Prince Albert

The origins of the Science Museum lie in the nineteenth-century movement to improve scientific and technical education. Prince Albert was a leading figure in this movement, and he was primarily responsible for the Great Exhibition of 1851 to promote the achievements of science and technology. The profits of the hugely successful Exhibition were used to purchase land in South Kensington to establish institutions devoted to the promotion and improvement of industrial technology. At the same time, the Government set up a Science & Art Department which established the South Kensington Museum in 1857, from which the Science Museum and Victoria & Albert Museum have developed.

The objects on display in the South Kensington Museum were drawn from various sources including the Great Exhibition. Most were art objects, but the 'science collections', as they were known, included models, apparatus, examples of materials, books and educational resources. The collections were boosted by an international exhibition in 1876 of scientific instruments. In 1884 the Patent Museum passed on its stock of patent models to the science collections, including priceless objects such as Stephenson's 'Rocket' and Arkwright's original textile machinery. The arts and science collections gradually assumed their own identities to the extent that the Science Museum and the Victoria & Albert Museum were formally separated in 1909. A new building to house the Science Museum was formally opened by King George V in 1928. The Museum continued to expand its premises and its collections. In the early 1980s, objects from the Wellcome collection were placed on permanent display.

One of Britain's most significant contributions to industrialisation was the development of the steam railway in the nineteenth century. The extensive collections on railway history held by British Railways were transferred to the Science Museum as a result of the 1968 Transport Act. This led to the establishment of the National Railway Museum in York in 1975. A second initiative was the opening of the National Museum of Photography, Film & Television in Bradford in 1983 which aims to study the art and the science of images. Collectively the three museums are known as the National Museum of Science & Industry. In 1976 the Science Museum acquired the valuable Wellcome Collection of over 125,000 objects. The Collection spans the history and practice of medicine from the ancient Greeks to present-day techniques, and is continually updated to map developments in biochemistry and genetics.

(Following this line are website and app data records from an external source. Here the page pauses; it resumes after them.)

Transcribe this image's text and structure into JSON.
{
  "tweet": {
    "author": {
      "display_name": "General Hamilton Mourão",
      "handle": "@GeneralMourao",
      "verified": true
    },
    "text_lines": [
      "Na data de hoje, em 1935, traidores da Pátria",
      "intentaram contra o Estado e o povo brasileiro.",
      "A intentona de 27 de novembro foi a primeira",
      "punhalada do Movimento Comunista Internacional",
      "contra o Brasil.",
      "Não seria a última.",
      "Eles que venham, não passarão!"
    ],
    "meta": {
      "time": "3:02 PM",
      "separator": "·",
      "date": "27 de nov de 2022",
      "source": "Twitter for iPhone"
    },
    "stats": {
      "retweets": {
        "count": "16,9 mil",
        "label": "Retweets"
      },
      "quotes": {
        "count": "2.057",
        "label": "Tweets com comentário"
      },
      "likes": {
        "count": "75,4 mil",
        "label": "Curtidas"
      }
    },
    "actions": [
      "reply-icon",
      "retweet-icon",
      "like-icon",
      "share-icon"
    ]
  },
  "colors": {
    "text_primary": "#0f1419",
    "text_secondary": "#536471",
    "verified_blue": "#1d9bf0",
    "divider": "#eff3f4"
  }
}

The National Heritage Act of 1983 meant that the Museum was transferred from a government department to a Board of Trustees with members appointed by the Prime Minister. A period of rapid expansion followed. New interactive galleries, such as Launch Pad and Flight Lab, were opened, supplementary exhibitions were initiated and the Museum developed a busy programme of activities and events. New Galleries in 1996 included the imaginative "Secret Life of the Home" and extensive new hands-on education facilities.